The highlight of the day was the session held by Mariluz Parga from Submon, and Andrea Arnau and Julia Vera from WildSea. They spoke about the 7 reasons why we should all love the ocean, including the nutrition it provides, the air we breathe, keeping temperatures regulated and how it is a place for everyone to call a home.

They also spoke of the benefits of water based recreation—one study estimated healthcare savings of up to £200 million in the UK—which include improvements for those living with cardiovascular disease, dementia, and mental health disorders such as anxiety and depression.

The day finished off with a ‘fishbowl panel’ which was hosted by Easkey Britton, exploring each of the panel member’s personal relationship with the sea. The panel included Dr Blaithin Sweeney of Rennafix Havin A Laugh, Tom Losey of Liquid Therapy, Becky-Finn Britton of Clean Coasts and Dr Yvonne Lang of Sligo IT.

Topics of interest included the development of an “Adventure Network” within the North West of Ireland, the importance of diversity and access to ‘blue space’ to all citizens of Ireland, and the need to bridged gaps between research and education.

Although the importance of water is often underestimated in developed countries, it is in fact under threat across the world. However, thanks to positive action from individuals and local communities in Ireland and further afield, there are plenty of reasons to remain hopeful for the future of a healthy planet.

For those of you who are interested in further information about Irish Doctors for Environment, you can visit our website at www.ide.ie for monthly newsletters and information about the links between the environment and healthcare.

Dr Aoife Kirk can be contacted at irishdocsenv@gmail.com.

Related content
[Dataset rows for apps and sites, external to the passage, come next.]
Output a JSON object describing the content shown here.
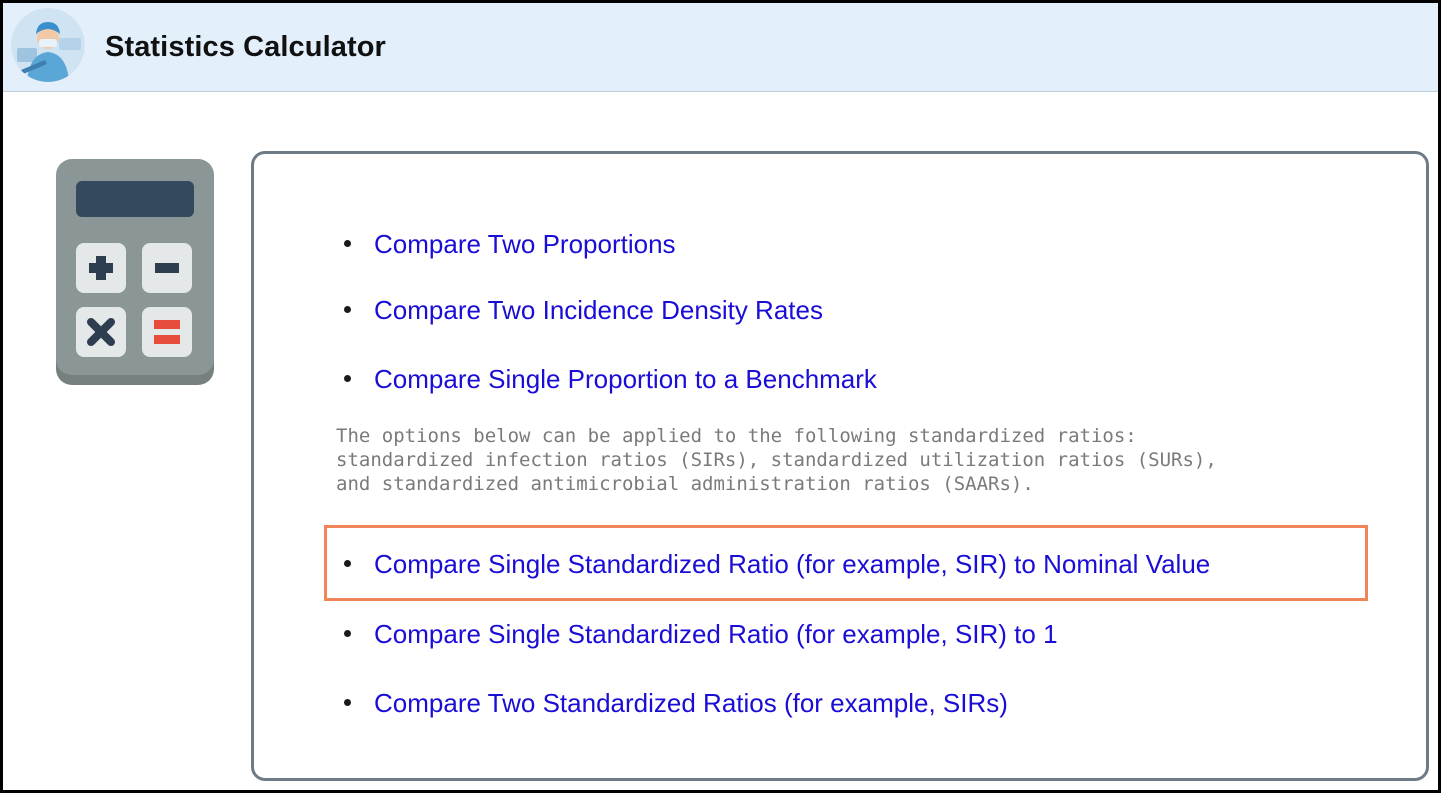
{
  "window": {
    "title": "Statistics Calculator"
  },
  "icons": {
    "avatar": "nurse-avatar-icon",
    "calculator": "calculator-icon"
  },
  "links": [
    {
      "label": "Compare Two Proportions"
    },
    {
      "label": "Compare Two Incidence Density Rates"
    },
    {
      "label": "Compare Single Proportion to a Benchmark"
    },
    {
      "label": "Compare Single Standardized Ratio (for example, SIR) to Nominal Value",
      "highlighted": true
    },
    {
      "label": "Compare Single Standardized Ratio (for example, SIR) to 1"
    },
    {
      "label": "Compare Two Standardized Ratios (for example, SIRs)"
    }
  ],
  "description": {
    "lines": [
      "The options below can be applied to the following standardized ratios:",
      "standardized infection ratios (SIRs), standardized utilization ratios (SURs),",
      "and standardized antimicrobial administration ratios (SAARs)."
    ]
  },
  "colors": {
    "link": "#1a0dd6",
    "titlebar": "#e3effb",
    "highlight_border": "#f0855a",
    "calculator_body": "#8b9696",
    "calculator_screen": "#34495e",
    "equals_red": "#e74c3c"
  }
}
Activities

Citizen Science Program

This project will create awareness of Oceans and Human Health issues in the tourism industry.

Activities

Community Platform

Creating a space for researchers and professionals to meet, interact and build working partnerships.

Activities

Stakeholder Discussions

Listening to people from across Europe to define future Oceans and Human Health research priorities.

Activities

SOPHIE Survey

This pan-European survey will improve our understanding of the European public’s beliefs about how marine issues affect human health and wellbeing.